# How to complete this task
Line by line, check the data for the string "title" and state how many lines have it, nothing more.

# Records shown
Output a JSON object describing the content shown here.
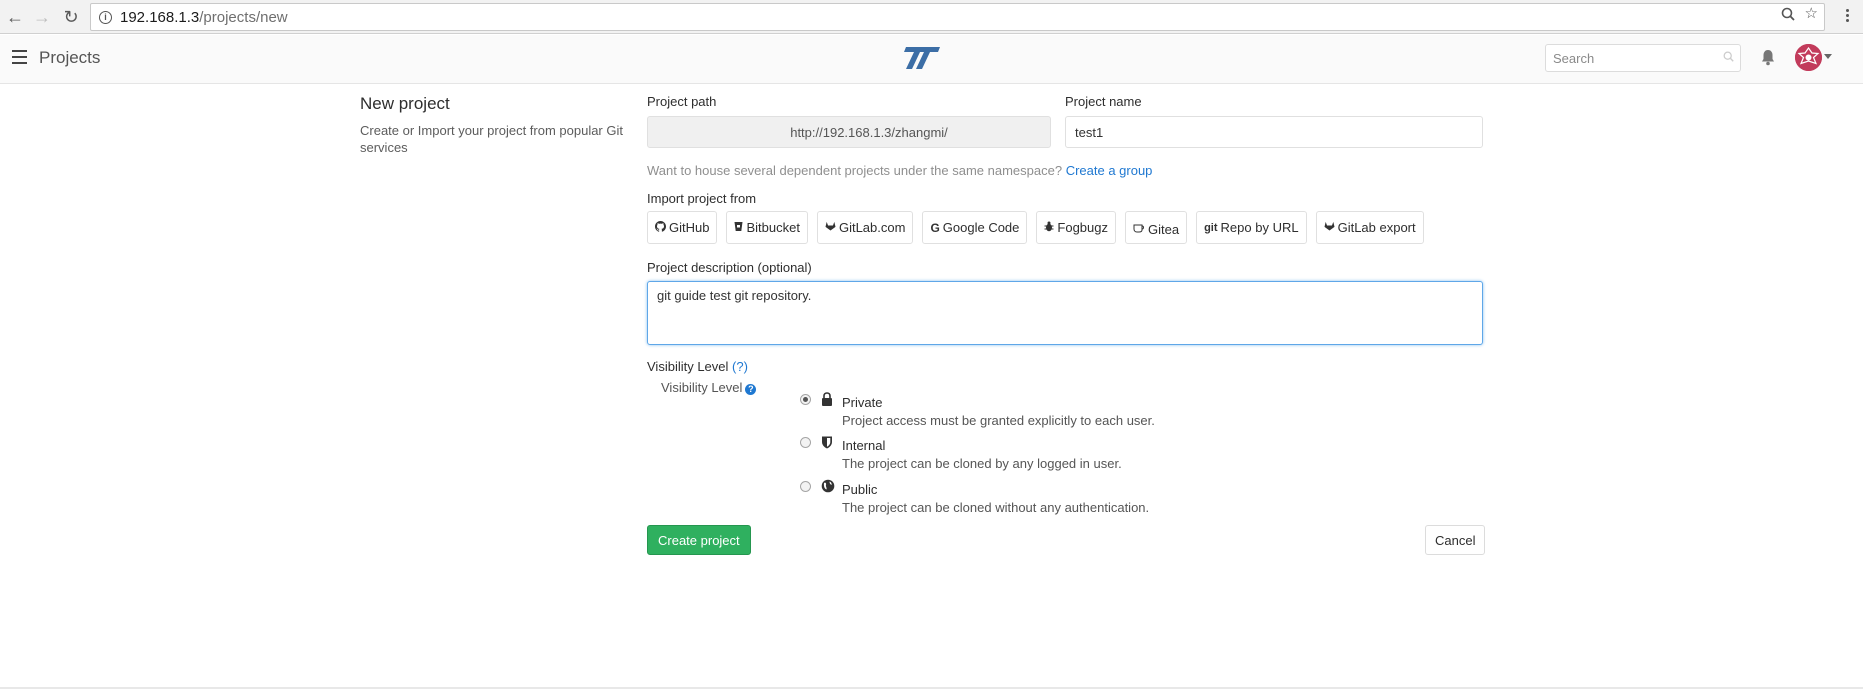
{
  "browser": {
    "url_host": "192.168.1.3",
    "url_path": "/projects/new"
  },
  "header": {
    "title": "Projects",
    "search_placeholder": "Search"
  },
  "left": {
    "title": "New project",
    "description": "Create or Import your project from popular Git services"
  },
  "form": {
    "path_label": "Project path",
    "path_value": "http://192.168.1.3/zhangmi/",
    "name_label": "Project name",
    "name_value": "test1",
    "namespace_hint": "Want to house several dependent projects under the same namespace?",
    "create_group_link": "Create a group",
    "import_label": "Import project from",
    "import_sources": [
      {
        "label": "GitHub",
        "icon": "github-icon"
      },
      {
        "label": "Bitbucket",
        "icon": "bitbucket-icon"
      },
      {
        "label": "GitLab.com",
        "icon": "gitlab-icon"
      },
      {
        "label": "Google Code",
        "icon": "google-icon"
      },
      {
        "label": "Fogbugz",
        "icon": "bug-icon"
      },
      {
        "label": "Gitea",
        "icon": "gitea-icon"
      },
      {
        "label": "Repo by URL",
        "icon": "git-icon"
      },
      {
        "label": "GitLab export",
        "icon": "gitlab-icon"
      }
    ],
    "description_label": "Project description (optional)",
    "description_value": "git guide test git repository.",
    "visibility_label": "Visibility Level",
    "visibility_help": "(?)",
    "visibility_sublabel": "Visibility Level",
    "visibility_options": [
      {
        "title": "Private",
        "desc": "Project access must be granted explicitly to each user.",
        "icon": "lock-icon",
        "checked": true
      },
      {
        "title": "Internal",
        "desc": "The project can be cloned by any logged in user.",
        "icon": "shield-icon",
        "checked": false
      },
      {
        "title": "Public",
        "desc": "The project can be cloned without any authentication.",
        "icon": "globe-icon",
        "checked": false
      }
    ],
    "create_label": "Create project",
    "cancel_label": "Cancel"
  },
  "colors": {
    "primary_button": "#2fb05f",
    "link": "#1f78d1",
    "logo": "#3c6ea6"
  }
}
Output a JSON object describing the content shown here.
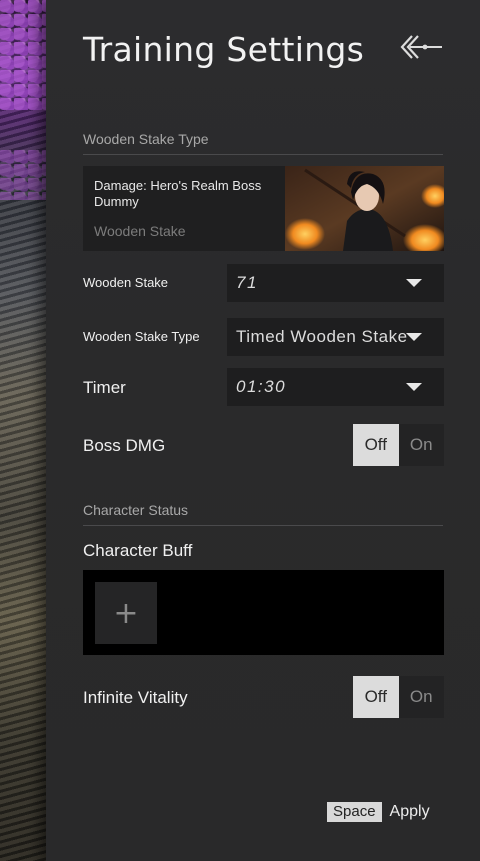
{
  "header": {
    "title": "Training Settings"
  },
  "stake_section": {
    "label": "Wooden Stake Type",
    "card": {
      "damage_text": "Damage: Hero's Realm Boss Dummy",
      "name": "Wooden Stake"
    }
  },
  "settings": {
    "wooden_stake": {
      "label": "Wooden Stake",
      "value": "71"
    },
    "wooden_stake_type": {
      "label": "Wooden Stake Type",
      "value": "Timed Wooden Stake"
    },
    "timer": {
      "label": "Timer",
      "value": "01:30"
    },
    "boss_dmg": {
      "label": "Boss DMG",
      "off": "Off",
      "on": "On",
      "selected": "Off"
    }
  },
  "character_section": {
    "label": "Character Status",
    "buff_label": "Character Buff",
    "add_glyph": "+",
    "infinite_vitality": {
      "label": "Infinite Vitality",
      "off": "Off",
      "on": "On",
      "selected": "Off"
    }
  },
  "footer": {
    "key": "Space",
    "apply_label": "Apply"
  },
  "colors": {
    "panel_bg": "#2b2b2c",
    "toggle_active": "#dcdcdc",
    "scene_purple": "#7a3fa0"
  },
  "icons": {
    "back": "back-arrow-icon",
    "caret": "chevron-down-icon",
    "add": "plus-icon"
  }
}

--

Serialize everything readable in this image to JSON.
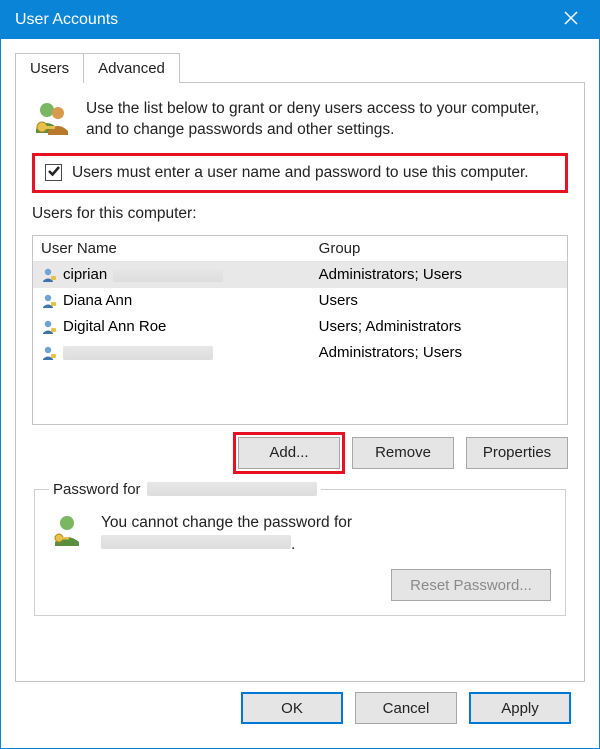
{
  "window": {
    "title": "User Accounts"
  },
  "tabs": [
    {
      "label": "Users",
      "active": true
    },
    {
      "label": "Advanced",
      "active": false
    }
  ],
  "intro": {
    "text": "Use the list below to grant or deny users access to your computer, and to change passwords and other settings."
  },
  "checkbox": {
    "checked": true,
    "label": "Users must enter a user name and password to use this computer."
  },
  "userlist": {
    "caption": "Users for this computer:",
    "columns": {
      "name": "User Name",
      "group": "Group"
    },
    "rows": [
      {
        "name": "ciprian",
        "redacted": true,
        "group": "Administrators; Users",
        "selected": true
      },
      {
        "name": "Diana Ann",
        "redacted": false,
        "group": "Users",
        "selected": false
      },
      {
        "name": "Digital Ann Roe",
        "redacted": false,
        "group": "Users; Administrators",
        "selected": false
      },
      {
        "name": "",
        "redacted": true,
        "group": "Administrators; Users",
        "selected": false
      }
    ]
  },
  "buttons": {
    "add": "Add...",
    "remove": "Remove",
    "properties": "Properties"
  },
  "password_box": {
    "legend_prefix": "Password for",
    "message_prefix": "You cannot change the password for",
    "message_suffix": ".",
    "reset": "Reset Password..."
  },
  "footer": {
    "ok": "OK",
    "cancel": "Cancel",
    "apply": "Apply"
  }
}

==

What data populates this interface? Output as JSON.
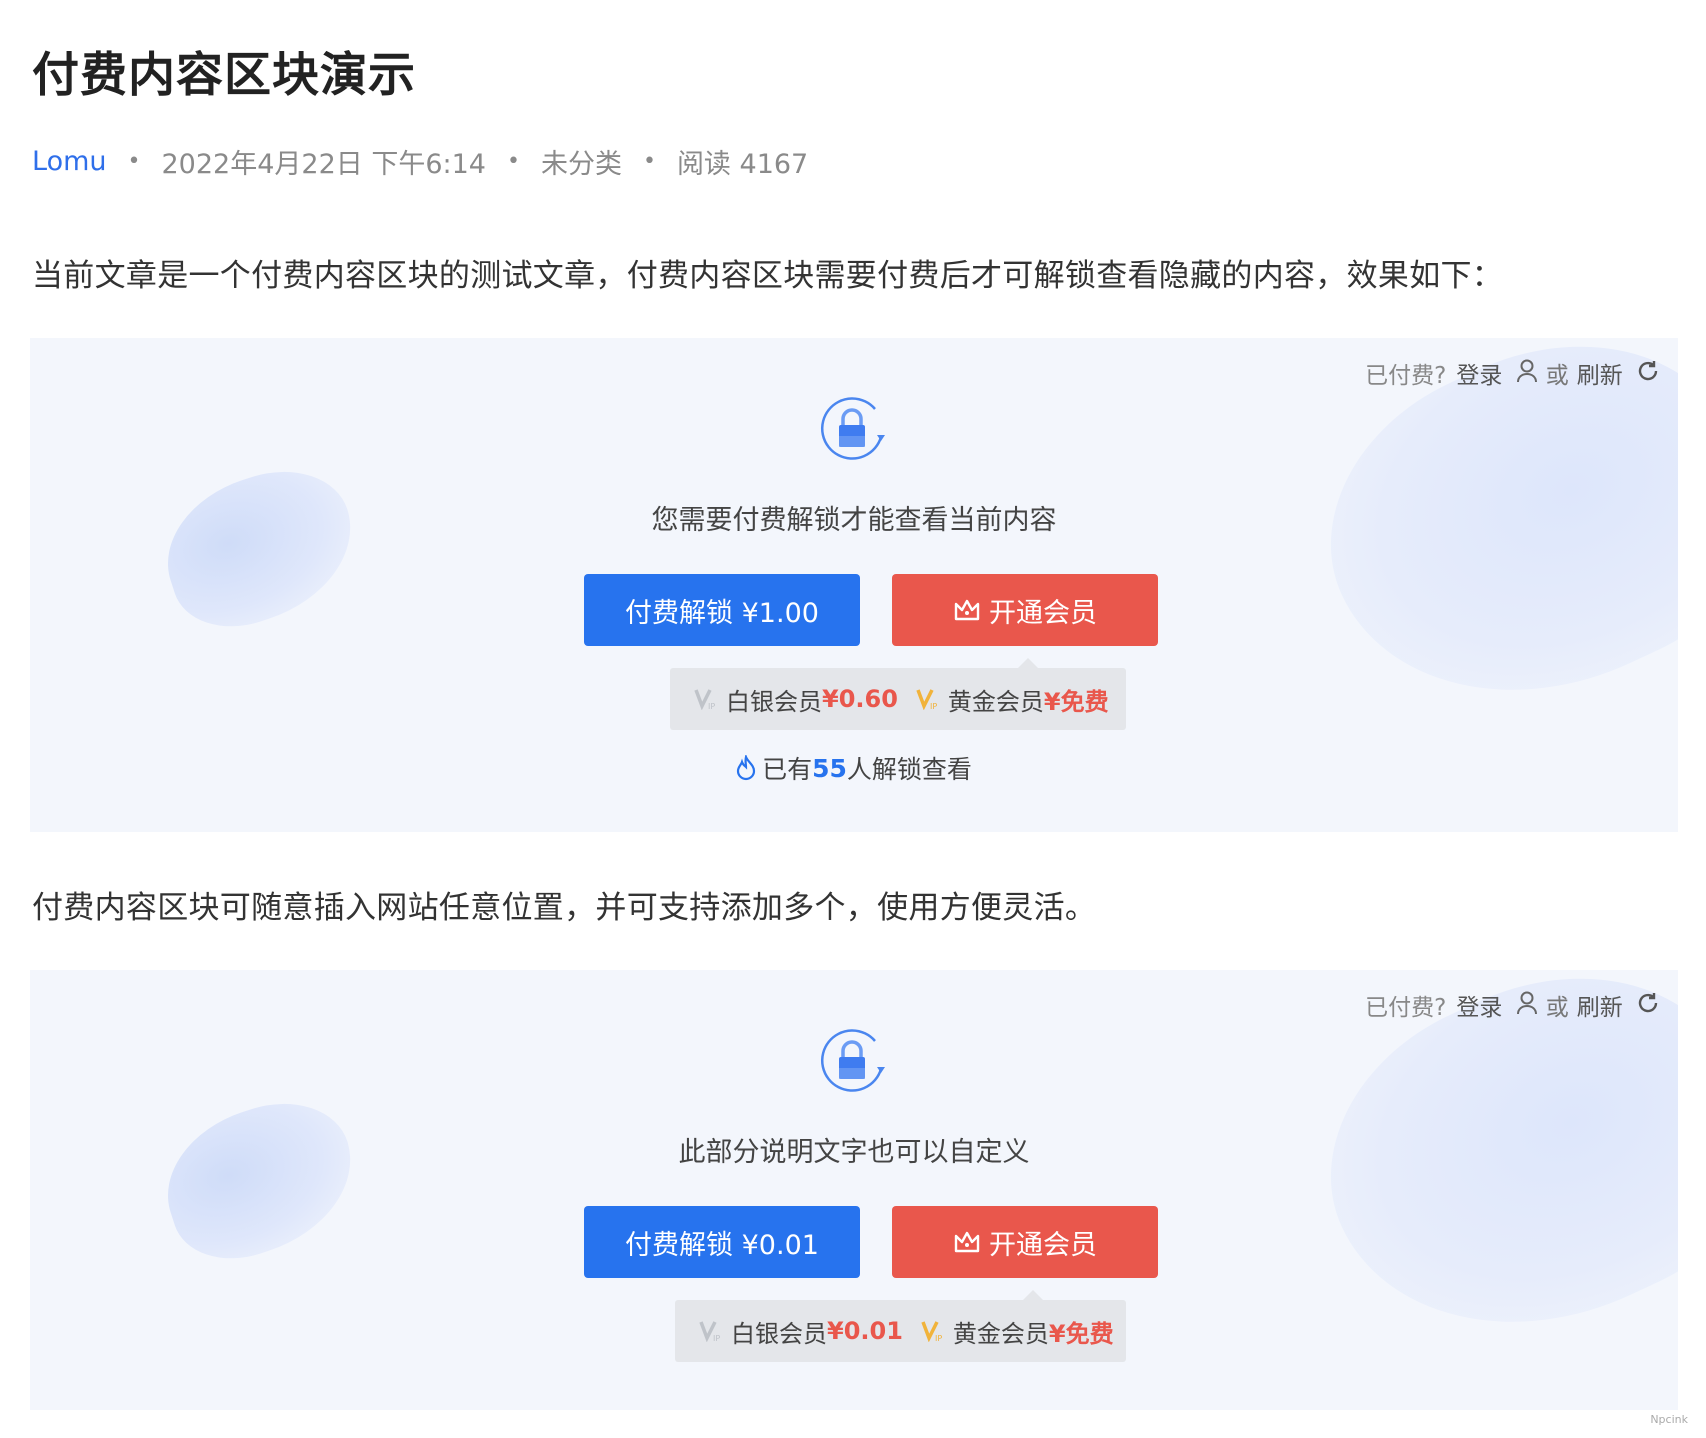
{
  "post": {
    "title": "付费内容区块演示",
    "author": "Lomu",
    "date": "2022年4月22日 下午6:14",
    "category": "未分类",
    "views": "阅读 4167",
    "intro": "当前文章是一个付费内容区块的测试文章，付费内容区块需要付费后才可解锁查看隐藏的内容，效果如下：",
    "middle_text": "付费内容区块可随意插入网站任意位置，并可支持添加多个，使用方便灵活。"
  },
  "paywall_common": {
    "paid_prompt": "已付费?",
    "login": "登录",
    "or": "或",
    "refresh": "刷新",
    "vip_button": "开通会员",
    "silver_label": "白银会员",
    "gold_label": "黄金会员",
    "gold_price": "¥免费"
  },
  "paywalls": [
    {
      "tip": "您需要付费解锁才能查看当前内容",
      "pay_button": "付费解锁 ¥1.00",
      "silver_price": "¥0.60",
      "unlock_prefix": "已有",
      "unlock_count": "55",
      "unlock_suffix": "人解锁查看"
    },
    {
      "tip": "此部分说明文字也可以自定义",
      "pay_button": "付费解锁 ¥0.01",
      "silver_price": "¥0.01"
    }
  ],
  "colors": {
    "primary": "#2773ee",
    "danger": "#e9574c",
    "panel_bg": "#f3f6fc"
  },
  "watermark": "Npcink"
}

# Expected answer
8